Voices in Wartime was first screened to a limited national audience on September 11, 2004, and opened in selected theaters in April, 2005.
- Seattle Weekly: "One of the most original war movies ever made. Men die miserably every day for lack of what is found there."
- LA Times: “A strong, riveting film”
- NY Times: “an elegant statement not only about the devastation of war but also about poetry's power to amaze”
- Entertainment Insiders: “Fascinating and extremely literate”
- New York Post: “a fascinating idea” and “a moving documentary”
- TV Guide: “filled with some of the most powerful poetry & shattering images ever to come out of warfare” and “required viewing”
Feature in the Fond du Lac Reporter, Feb. 2006

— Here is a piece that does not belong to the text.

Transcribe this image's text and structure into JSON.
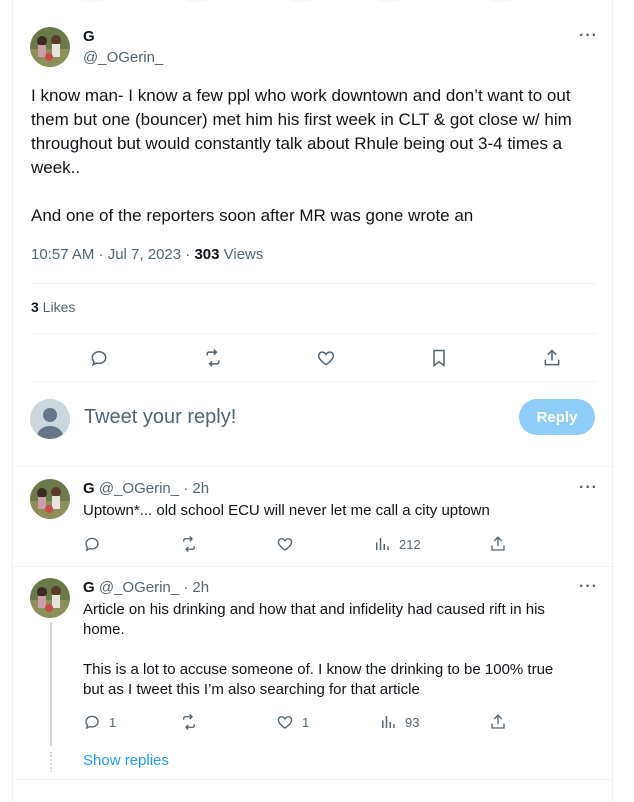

Voices in wartime are too often silent — the bearer of mute grief passed down from generation to generation. Bill Zierdt, a Vietnam veteran and professor at Marian College, knows now he passed down his broken coping skills to his daughter. "I don't have a friend because I push people away. I don't have the desire or the skills," he said Saturday morning in a room at the University of Wisconsin-Fond du Lac filled with about 30 people who came to hear and share personal stories of war. The story panel was part of a daylong series of events that focused on the impact of war and the community's response to a Friday night showing of the full-length feature documentary, "Voices in Wartime." Andy Himes, the film's executive producer, flew in from Seattle, Wash., to participate in the local project. Read more...